Friday, March 17, 2017


It takes tremendous pressure and force and heat to create a diamond.

Otherwise it would be like carbon--as in graphite or coal.

I tell myself this as I start my day.

As call ten, I don't get the late start we get in on Friday's in the main O.R.  My boss assigned me to the surgery center. I will most likely get a full day, even though I should be one of the first people to go home if I worked in the main O.R. And furthermore, there is a good chance I will be the one who closes the place, at the end of the day, and can't leave the facility until the last patient is discharged to their home.

My son is going to need a tremendous amount of care this morning.

He went to school yesterday. I had to put on his shoes and socks. It was such a late day, I skipped my bowl of cereal. I had to take my coffee and a cookie/fig bar in the car. My boy ate. But I had to pack lunches, feed pets, and load the car because he can't lift anything.

Fortunately for me, yesterday, my surgeon was late, like by thirty minutes.

At the surgery center this isn't the case. And I must get ready for my day.

The only thing that helped me yesterday was my vivianite. It is a rare stone. you have to watch because it's a blue color that will turn black when exposed to too much light. Vivianite helps you to feel beautiful.

During the delay I was able to put on a little makeup, something I rarely have time to do, because in my locker I have a little palette there. It made a huge difference when I could look my best.

I was sleepy. Very sleepy. Especially in the radiology part where I gave anesthesia.

But I got through. Last night I finished my last case at eight p.m., came home, and helped with the meltdowns Anthony was having over his homework.

Teachers are cruel now. Even if you are sick, your extension isn't very much, and it's easy to fall behind. The back pain, the first day back at school, was enough. But he's facing zeros on the assignments.

I gave the sitter and Anthony my famous 'Tang' jello, which was made with gelatin and Tang orange powder drink. It was weak, but I was trying to cheer everyone up and they appreciated it.

What stopped me in my tracks is my sitter's tale of her day.

She doesn't have a car. On our day, she gets to borrow one of her Aunt's.

But she is going to school. I actually paid for it, and she's working it off. There was another who was going to pay for it if she would work for him for two years. I sensed trouble and so did she. So I forwarded her the tuition. She's been going to school since October.

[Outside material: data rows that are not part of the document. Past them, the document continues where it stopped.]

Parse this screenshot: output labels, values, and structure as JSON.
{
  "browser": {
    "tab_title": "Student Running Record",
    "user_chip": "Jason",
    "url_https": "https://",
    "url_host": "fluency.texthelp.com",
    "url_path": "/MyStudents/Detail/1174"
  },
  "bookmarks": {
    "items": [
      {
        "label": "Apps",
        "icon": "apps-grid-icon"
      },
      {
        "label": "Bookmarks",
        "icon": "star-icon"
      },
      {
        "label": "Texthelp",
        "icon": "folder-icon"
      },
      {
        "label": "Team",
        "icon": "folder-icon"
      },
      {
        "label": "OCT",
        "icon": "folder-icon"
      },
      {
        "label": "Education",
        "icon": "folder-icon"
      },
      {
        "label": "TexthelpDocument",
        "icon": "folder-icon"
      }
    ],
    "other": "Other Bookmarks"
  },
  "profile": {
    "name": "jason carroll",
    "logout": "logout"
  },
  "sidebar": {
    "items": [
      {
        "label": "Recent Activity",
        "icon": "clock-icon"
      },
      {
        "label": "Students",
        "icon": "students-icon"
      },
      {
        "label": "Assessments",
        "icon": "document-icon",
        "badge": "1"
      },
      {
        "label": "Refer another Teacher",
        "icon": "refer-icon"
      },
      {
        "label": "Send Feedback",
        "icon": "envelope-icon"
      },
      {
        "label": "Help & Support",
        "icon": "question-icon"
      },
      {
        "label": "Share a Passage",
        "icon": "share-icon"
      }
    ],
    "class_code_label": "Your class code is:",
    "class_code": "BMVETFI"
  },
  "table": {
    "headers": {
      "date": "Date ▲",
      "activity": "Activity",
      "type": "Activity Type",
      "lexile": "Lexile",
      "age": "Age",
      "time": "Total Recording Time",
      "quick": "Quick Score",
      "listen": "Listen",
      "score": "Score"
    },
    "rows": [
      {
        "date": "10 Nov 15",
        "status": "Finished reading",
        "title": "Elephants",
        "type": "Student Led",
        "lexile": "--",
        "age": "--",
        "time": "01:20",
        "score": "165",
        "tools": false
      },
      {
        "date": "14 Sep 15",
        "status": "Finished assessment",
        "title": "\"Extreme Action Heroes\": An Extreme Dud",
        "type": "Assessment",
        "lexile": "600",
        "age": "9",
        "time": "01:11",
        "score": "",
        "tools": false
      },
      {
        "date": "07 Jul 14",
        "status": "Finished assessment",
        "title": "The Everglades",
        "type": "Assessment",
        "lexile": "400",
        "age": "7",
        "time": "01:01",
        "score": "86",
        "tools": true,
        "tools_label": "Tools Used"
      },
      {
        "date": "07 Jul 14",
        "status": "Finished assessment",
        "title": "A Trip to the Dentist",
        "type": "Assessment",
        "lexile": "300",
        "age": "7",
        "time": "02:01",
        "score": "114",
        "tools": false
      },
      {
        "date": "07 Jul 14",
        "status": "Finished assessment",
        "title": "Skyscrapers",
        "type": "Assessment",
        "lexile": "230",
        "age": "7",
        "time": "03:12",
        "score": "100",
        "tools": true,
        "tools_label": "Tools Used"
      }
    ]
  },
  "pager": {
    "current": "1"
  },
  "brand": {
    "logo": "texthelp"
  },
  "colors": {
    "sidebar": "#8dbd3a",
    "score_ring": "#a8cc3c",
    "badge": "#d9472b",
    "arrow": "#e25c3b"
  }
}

I didn't realize she has to take the bus to get to school.

She has to wake up at five a.m. to take the buses to get to her school in time for her eight o'clock class!

Then after school, at two-thirty, she has to take the buses back home, but then she walks to her home, picks up the car, and drives to pick up my son.

Out of all the people who know Anthony, she was the most deeply affected by his injury. She wanted to say she loves him, and that he's going to be okay. I tried to call, but she was at school. I sent a text telling her what happened. She called me immediately back. 

I was like, 'Wow!' I thought my day was tough, when I found out about her taking the bus.

Over the almost flavorless jello, Anthony shared his day (it was hard) and I shared mine (it was hard too. I ate pizza while walking--only two slices--of the pizza that magically showed up in the nurses lounge. It was cold. I had one piece at four and one at eight. I did this to save my own two pieces of pizza in my lunch in the fridge for Anthony's lunch today.)

Anyhow, I must go to get him ready. He needs more help than you might think. He was exhausted last night. I helped him with his science, and then read aloud from the Red Badge of Courage two chapters. He had trouble taking notes and reading it because of the archaic language. When I added color and read aloud, he had no problem taking notes but slumped over with his head on my shoulder because he couldn't stay awake any more.

Here in the states it's a 'party day'.

I'm glad I'm going to be out of the hospital, not on call, and able to just rest.


You are my diamonds.

All of you.

Not just Carla.

(gestures with his hand pushing down--and twisting--almost like squeezing an orange for juice--ed)

You take tremendous pressure and what do you get?

The finest gold.

The brightest diamonds with a perfect cut who reflect the light with a fire and dazzle as is no other.

And the finest smiles (he points with his fingers to the corners of his mouth--ed)

It's never too late and smiles will always help with EVERYTHING!

Be sure to smile at your loved ones today too.

A genuine smile.

clap! clap!

Aloha and Mahalos,

Ross and Carla
The Reiki Doc Couple